Cyclohexane is a non-corrosive and flammable liquid. It is a mild irritant to the eyes, but inhalation of large amounts can cause damage to the central nervous system. This can lead to symptoms such as headache, anesthesia, and cramps. Cyclohexane is mainly released into the environment as a by-product of various industries. It is a helpful factor in the formation of photochemical smog.

Difference between hexane and cyclohexane

Molecular formula

Hexane: The molecular formula is   C 6 H 14

Cyclohexane: The empirical formula is   C 6 H 12

Molecular weight

Hexane: molecular weight is 86.178 g / mol

Cyclohexane: molecular weight is 84.162 g / mol

Freezing points

Hexane: freezing point is -95.3 ̊C

Cyclohexane: Freezing point is 6.55 ̊C

boiling point

Hexane: is boiling point   68.7 ° C

Cyclohexane: is boiling point   80.74 ° C

Intermolecular Attractions

Hexane: Hexane is comparatively less strong.

Cyclohexane: Cyclohexane is comparatively stronger.

Health risks

Hexane: Hexane is more dangerous.

Cyclohexane: Cyclohexane is less dangerous.

Used

Hexane: Hexane is used as a cleaning solvent and degreaser.

Cyclohexane: Cyclohexane is used in the manufacture of paints, varnishes and nylon.

diploma

The main difference between hexane and cyclohexane lies in their structural arrangement. Hexane is linear while cyclohexane is cyclic. In addition, hexane has a slightly higher molecular weight than cyclohexane. This is because cyclohexane has 2 fewer hydrogens compared to hexane.

The volume that cyclohexane occupies is less than that of hexane due to its cyclic structure. Therefore, there is a higher number of cyclohexane molecules in a given molecule compared to hexane. The van der Waals forces between molecules are inversely proportional to the distance between the molecules. Because cyclohexane molecules are tightly packed, the molecular interactions are much stronger than those of hexane. Hence, the energy required to break the bonds and evaporate is much higher. Therefore, cyclohexane has a higher boiling point. There is also a large gap between their freezing points. Cyclohexane is easily condensed due to its stronger molecular interactions.

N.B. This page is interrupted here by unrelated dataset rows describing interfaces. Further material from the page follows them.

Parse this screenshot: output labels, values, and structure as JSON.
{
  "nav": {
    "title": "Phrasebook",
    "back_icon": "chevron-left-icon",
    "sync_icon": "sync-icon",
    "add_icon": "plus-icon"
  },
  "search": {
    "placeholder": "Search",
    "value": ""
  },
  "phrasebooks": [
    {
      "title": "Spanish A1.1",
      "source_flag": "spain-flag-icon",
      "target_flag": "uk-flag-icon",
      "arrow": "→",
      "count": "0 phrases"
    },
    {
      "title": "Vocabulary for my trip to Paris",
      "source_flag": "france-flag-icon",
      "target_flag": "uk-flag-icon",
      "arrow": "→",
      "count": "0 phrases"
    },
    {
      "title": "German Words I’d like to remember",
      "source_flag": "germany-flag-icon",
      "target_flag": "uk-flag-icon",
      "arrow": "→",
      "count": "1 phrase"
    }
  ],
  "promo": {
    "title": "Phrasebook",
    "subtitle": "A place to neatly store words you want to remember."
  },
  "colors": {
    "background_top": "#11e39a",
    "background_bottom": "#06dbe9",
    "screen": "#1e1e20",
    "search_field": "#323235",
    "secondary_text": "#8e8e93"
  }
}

Hexane and cyclohexane have many similarities. They look the same to the eye and have a similar odor. Both are flammable. However, due to their structural difference, they have the different properties discussed above.

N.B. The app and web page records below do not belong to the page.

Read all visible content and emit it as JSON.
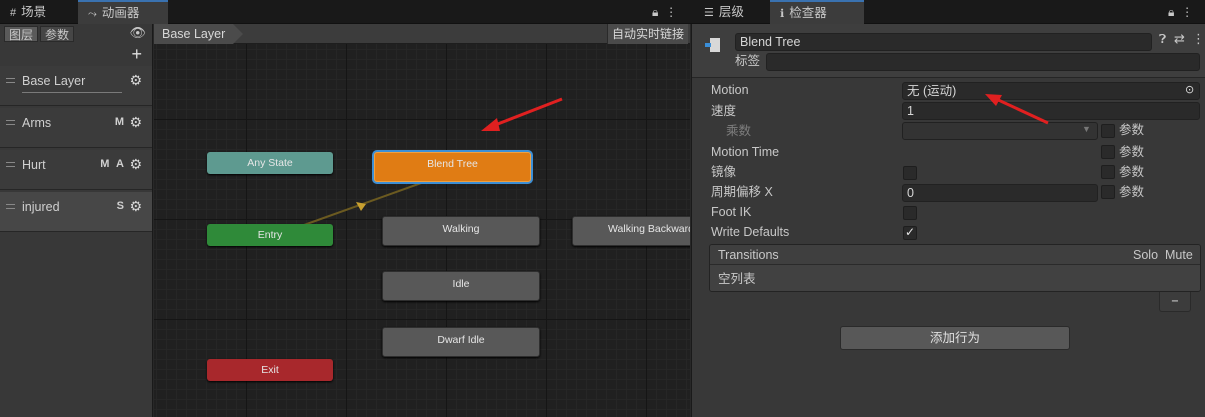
{
  "tabs": {
    "scene": "场景",
    "animator": "动画器",
    "hierarchy": "层级",
    "inspector": "检查器"
  },
  "layers_panel": {
    "tab_layers": "图层",
    "tab_params": "参数",
    "layers": [
      {
        "name": "Base Layer",
        "flags": ""
      },
      {
        "name": "Arms",
        "flags": "M"
      },
      {
        "name": "Hurt",
        "flags": "M A"
      },
      {
        "name": "injured",
        "flags": "S"
      }
    ]
  },
  "graph": {
    "breadcrumb": "Base Layer",
    "auto_live_link": "自动实时链接",
    "nodes": {
      "any_state": "Any State",
      "blend_tree": "Blend Tree",
      "entry": "Entry",
      "walking": "Walking",
      "walking_backward": "Walking Backward",
      "idle": "Idle",
      "dwarf_idle": "Dwarf Idle",
      "exit": "Exit"
    }
  },
  "inspector": {
    "object_name": "Blend Tree",
    "tag_label": "标签",
    "motion_label": "Motion",
    "motion_value": "无 (运动)",
    "speed_label": "速度",
    "speed_value": "1",
    "multiplier_label": "乘数",
    "param_label": "参数",
    "motion_time_label": "Motion Time",
    "mirror_label": "镜像",
    "cycle_offset_label": "周期偏移 X",
    "cycle_offset_value": "0",
    "foot_ik_label": "Foot IK",
    "write_defaults_label": "Write Defaults",
    "write_defaults_checked": true,
    "transitions_title": "Transitions",
    "solo_label": "Solo",
    "mute_label": "Mute",
    "empty_list": "空列表",
    "remove_button": "−",
    "add_behaviour": "添加行为"
  },
  "colors": {
    "any_state": "#5e9a90",
    "entry": "#2f8a39",
    "exit": "#a8282c",
    "blend_tree": "#e07c14",
    "selection": "#3d8fd6",
    "annotation_arrow": "#e02020"
  }
}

Reference: 1. “Hexane Solvent Properties.” Macromolecular Studies Group. Louisiana State University and Web. Feb. 15, 2017.2. "HEXANS." Scorecard home page. Np, nd web. Feb. 15, 2017. “3rd HEXANE | C6H14 - PubChem. “National Center for Biotechnology Information. US National Library of Medicine, nd Web. Feb. 15, 2017.4. “CYCLOHEXANES | C6H12 - PubChem. “National Center for Biotechnology Information. US National Library of Medicine, nd Web. 15th February 2017.

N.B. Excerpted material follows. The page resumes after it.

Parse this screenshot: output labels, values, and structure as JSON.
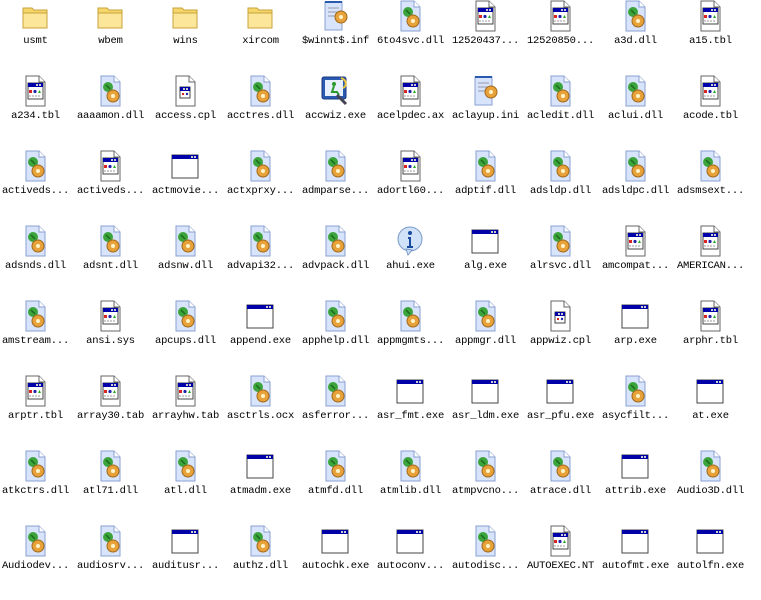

Image courtesy: 1. "Hexane Displayed" By Calvero. - Homemade with ChemDraw. (Public Domain) via Commons Wikimedia 2. “Cyclohexane for High School” By す じ に く シ チ ュ ー - Own work (CC0) via Commons Wikimedia

About the author: Pabasara

Pabasara has a bachelor's degree in chemistry and reads for M.Phil. in chemistry. She has work experience in both academic and industrial settings.